AVAILABLE DATA below:

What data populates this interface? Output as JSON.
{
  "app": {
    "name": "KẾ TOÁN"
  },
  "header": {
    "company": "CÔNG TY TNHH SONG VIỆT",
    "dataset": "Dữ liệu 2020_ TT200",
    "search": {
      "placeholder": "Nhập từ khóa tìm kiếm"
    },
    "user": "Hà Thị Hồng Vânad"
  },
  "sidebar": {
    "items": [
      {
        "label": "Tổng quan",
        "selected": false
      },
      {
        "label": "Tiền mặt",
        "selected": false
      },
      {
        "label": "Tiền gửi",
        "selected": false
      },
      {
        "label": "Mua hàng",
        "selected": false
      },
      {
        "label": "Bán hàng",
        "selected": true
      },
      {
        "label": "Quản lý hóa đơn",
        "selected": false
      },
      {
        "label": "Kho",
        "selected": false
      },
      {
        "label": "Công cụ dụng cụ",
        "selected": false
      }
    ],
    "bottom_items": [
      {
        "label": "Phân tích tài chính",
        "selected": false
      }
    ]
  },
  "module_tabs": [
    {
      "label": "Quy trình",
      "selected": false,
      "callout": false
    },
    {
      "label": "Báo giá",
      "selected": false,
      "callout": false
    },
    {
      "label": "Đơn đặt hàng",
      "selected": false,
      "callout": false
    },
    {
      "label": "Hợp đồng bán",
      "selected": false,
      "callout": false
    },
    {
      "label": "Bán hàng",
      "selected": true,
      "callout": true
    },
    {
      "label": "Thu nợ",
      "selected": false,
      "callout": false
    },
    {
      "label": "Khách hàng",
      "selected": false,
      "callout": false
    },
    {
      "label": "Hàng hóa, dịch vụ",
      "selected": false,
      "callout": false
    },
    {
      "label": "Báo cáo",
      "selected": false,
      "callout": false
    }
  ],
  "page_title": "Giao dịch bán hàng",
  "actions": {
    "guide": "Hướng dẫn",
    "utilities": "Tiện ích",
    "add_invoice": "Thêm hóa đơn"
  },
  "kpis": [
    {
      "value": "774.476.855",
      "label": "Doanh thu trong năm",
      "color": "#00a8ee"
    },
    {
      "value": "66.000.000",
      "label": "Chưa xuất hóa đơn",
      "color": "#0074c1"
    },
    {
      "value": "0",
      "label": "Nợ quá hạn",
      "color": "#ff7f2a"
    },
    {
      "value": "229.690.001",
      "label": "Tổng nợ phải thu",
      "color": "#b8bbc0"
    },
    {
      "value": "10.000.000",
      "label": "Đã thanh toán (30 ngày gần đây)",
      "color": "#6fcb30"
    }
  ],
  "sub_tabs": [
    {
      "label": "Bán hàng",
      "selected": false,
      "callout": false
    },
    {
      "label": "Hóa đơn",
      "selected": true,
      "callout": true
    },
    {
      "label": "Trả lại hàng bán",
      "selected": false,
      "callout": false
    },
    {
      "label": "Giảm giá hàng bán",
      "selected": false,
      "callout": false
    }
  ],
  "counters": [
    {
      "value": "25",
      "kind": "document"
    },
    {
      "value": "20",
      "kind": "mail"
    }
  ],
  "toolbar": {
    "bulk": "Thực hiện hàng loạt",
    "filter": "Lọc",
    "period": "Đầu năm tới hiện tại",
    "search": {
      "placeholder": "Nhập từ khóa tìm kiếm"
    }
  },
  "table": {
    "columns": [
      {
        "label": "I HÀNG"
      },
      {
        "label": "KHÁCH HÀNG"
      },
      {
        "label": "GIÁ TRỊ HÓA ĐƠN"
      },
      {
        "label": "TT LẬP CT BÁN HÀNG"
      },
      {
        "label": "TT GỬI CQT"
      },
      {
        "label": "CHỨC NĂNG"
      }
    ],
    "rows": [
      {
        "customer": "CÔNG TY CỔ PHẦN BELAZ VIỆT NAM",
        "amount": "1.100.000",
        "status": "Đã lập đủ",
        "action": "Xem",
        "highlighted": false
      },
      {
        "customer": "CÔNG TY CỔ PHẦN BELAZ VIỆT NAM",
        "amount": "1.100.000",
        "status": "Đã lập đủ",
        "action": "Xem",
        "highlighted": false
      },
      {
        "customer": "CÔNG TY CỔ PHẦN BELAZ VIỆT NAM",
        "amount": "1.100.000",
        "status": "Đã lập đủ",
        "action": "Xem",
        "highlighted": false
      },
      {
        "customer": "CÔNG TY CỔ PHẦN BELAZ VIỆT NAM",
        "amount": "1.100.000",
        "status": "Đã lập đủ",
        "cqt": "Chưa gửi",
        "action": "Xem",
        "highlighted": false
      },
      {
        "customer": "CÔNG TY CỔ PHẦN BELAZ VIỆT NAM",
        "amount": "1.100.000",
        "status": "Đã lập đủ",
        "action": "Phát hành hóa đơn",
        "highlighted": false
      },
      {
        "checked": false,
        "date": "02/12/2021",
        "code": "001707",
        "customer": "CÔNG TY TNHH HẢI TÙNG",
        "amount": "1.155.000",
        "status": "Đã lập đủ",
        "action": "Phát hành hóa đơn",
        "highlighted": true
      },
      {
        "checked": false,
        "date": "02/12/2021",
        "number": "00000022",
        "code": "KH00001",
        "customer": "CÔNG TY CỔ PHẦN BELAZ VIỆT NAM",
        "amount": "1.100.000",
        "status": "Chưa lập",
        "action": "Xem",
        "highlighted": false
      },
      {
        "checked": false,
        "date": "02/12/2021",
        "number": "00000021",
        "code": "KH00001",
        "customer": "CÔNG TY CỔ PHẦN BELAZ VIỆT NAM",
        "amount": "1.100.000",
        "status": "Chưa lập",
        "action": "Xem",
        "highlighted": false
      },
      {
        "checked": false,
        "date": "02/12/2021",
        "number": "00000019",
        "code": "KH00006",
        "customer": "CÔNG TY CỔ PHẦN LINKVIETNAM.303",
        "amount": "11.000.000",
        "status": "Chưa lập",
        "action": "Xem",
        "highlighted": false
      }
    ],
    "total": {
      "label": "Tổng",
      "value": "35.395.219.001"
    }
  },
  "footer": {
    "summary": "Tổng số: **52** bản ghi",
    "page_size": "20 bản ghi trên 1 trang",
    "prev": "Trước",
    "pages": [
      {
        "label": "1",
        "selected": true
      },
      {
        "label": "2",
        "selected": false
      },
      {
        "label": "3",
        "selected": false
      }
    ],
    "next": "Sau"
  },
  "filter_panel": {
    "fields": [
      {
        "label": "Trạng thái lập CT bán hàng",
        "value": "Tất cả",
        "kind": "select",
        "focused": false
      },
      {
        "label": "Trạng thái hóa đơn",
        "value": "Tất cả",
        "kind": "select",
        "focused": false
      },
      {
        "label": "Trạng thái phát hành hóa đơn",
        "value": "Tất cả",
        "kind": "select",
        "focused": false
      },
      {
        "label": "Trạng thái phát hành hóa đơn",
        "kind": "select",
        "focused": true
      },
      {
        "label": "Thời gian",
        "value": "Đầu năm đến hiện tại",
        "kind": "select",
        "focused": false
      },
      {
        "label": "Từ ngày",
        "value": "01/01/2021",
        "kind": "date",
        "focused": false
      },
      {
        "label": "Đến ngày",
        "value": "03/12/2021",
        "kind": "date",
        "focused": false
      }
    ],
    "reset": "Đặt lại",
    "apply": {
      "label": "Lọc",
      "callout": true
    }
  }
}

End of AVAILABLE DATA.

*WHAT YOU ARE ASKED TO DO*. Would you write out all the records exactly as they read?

*TASK SOLUTION*.
What data populates this interface? Output as JSON.
{
  "app": {
    "name": "KẾ TOÁN"
  },
  "header": {
    "company": "CÔNG TY TNHH SONG VIỆT",
    "dataset": "Dữ liệu 2020_ TT200",
    "search": {
      "placeholder": "Nhập từ khóa tìm kiếm"
    },
    "user": "Hà Thị Hồng Vânad"
  },
  "sidebar": {
    "items": [
      {
        "label": "Tổng quan",
        "selected": false
      },
      {
        "label": "Tiền mặt",
        "selected": false
      },
      {
        "label": "Tiền gửi",
        "selected": false
      },
      {
        "label": "Mua hàng",
        "selected": false
      },
      {
        "label": "Bán hàng",
        "selected": true
      },
      {
        "label": "Quản lý hóa đơn",
        "selected": false
      },
      {
        "label": "Kho",
        "selected": false
      },
      {
        "label": "Công cụ dụng cụ",
        "selected": false
      }
    ],
    "bottom_items": [
      {
        "label": "Phân tích tài chính",
        "selected": false
      }
    ]
  },
  "module_tabs": [
    {
      "label": "Quy trình",
      "selected": false,
      "callout": false
    },
    {
      "label": "Báo giá",
      "selected": false,
      "callout": false
    },
    {
      "label": "Đơn đặt hàng",
      "selected": false,
      "callout": false
    },
    {
      "label": "Hợp đồng bán",
      "selected": false,
      "callout": false
    },
    {
      "label": "Bán hàng",
      "selected": true,
      "callout": true
    },
    {
      "label": "Thu nợ",
      "selected": false,
      "callout": false
    },
    {
      "label": "Khách hàng",
      "selected": false,
      "callout": false
    },
    {
      "label": "Hàng hóa, dịch vụ",
      "selected": false,
      "callout": false
    },
    {
      "label": "Báo cáo",
      "selected": false,
      "callout": false
    }
  ],
  "page_title": "Giao dịch bán hàng",
  "actions": {
    "guide": "Hướng dẫn",
    "utilities": "Tiện ích",
    "add_invoice": "Thêm hóa đơn"
  },
  "kpis": [
    {
      "value": "774.476.855",
      "label": "Doanh thu trong năm",
      "color": "#00a8ee"
    },
    {
      "value": "66.000.000",
      "label": "Chưa xuất hóa đơn",
      "color": "#0074c1"
    },
    {
      "value": "0",
      "label": "Nợ quá hạn",
      "color": "#ff7f2a"
    },
    {
      "value": "229.690.001",
      "label": "Tổng nợ phải thu",
      "color": "#b8bbc0"
    },
    {
      "value": "10.000.000",
      "label": "Đã thanh toán (30 ngày gần đây)",
      "color": "#6fcb30"
    }
  ],
  "sub_tabs": [
    {
      "label": "Bán hàng",
      "selected": false,
      "callout": false
    },
    {
      "label": "Hóa đơn",
      "selected": true,
      "callout": true
    },
    {
      "label": "Trả lại hàng bán",
      "selected": false,
      "callout": false
    },
    {
      "label": "Giảm giá hàng bán",
      "selected": false,
      "callout": false
    }
  ],
  "counters": [
    {
      "value": "25",
      "kind": "document"
    },
    {
      "value": "20",
      "kind": "mail"
    }
  ],
  "toolbar": {
    "bulk": "Thực hiện hàng loạt",
    "filter": "Lọc",
    "period": "Đầu năm tới hiện tại",
    "search": {
      "placeholder": "Nhập từ khóa tìm kiếm"
    }
  },
  "table": {
    "columns": [
      {
        "label": "I HÀNG"
      },
      {
        "label": "KHÁCH HÀNG"
      },
      {
        "label": "GIÁ TRỊ HÓA ĐƠN"
      },
      {
        "label": "TT LẬP CT BÁN HÀNG"
      },
      {
        "label": "TT GỬI CQT"
      },
      {
        "label": "CHỨC NĂNG"
      }
    ],
    "rows": [
      {
        "customer": "CÔNG TY CỔ PHẦN BELAZ VIỆT NAM",
        "amount": "1.100.000",
        "status": "Đã lập đủ",
        "action": "Xem",
        "highlighted": false
      },
      {
        "customer": "CÔNG TY CỔ PHẦN BELAZ VIỆT NAM",
        "amount": "1.100.000",
        "status": "Đã lập đủ",
        "action": "Xem",
        "highlighted": false
      },
      {
        "customer": "CÔNG TY CỔ PHẦN BELAZ VIỆT NAM",
        "amount": "1.100.000",
        "status": "Đã lập đủ",
        "action": "Xem",
        "highlighted": false
      },
      {
        "customer": "CÔNG TY CỔ PHẦN BELAZ VIỆT NAM",
        "amount": "1.100.000",
        "status": "Đã lập đủ",
        "cqt": "Chưa gửi",
        "action": "Xem",
        "highlighted": false
      },
      {
        "customer": "CÔNG TY CỔ PHẦN BELAZ VIỆT NAM",
        "amount": "1.100.000",
        "status": "Đã lập đủ",
        "action": "Phát hành hóa đơn",
        "highlighted": false
      },
      {
        "checked": false,
        "date": "02/12/2021",
        "code": "001707",
        "customer": "CÔNG TY TNHH HẢI TÙNG",
        "amount": "1.155.000",
        "status": "Đã lập đủ",
        "action": "Phát hành hóa đơn",
        "highlighted": true
      },
      {
        "checked": false,
        "date": "02/12/2021",
        "number": "00000022",
        "code": "KH00001",
        "customer": "CÔNG TY CỔ PHẦN BELAZ VIỆT NAM",
        "amount": "1.100.000",
        "status": "Chưa lập",
        "action": "Xem",
        "highlighted": false
      },
      {
        "checked": false,
        "date": "02/12/2021",
        "number": "00000021",
        "code": "KH00001",
        "customer": "CÔNG TY CỔ PHẦN BELAZ VIỆT NAM",
        "amount": "1.100.000",
        "status": "Chưa lập",
        "action": "Xem",
        "highlighted": false
      },
      {
        "checked": false,
        "date": "02/12/2021",
        "number": "00000019",
        "code": "KH00006",
        "customer": "CÔNG TY CỔ PHẦN LINKVIETNAM.303",
        "amount": "11.000.000",
        "status": "Chưa lập",
        "action": "Xem",
        "highlighted": false
      }
    ],
    "total": {
      "label": "Tổng",
      "value": "35.395.219.001"
    }
  },
  "footer": {
    "summary": "Tổng số: **52** bản ghi",
    "page_size": "20 bản ghi trên 1 trang",
    "prev": "Trước",
    "pages": [
      {
        "label": "1",
        "selected": true
      },
      {
        "label": "2",
        "selected": false
      },
      {
        "label": "3",
        "selected": false
      }
    ],
    "next": "Sau"
  },
  "filter_panel": {
    "fields": [
      {
        "label": "Trạng thái lập CT bán hàng",
        "value": "Tất cả",
        "kind": "select",
        "focused": false
      },
      {
        "label": "Trạng thái hóa đơn",
        "value": "Tất cả",
        "kind": "select",
        "focused": false
      },
      {
        "label": "Trạng thái phát hành hóa đơn",
        "value": "Tất cả",
        "kind": "select",
        "focused": false
      },
      {
        "label": "Trạng thái phát hành hóa đơn",
        "kind": "select",
        "focused": true
      },
      {
        "label": "Thời gian",
        "value": "Đầu năm đến hiện tại",
        "kind": "select",
        "focused": false
      },
      {
        "label": "Từ ngày",
        "value": "01/01/2021",
        "kind": "date",
        "focused": false
      },
      {
        "label": "Đến ngày",
        "value": "03/12/2021",
        "kind": "date",
        "focused": false
      }
    ],
    "reset": "Đặt lại",
    "apply": {
      "label": "Lọc",
      "callout": true
    }
  }
}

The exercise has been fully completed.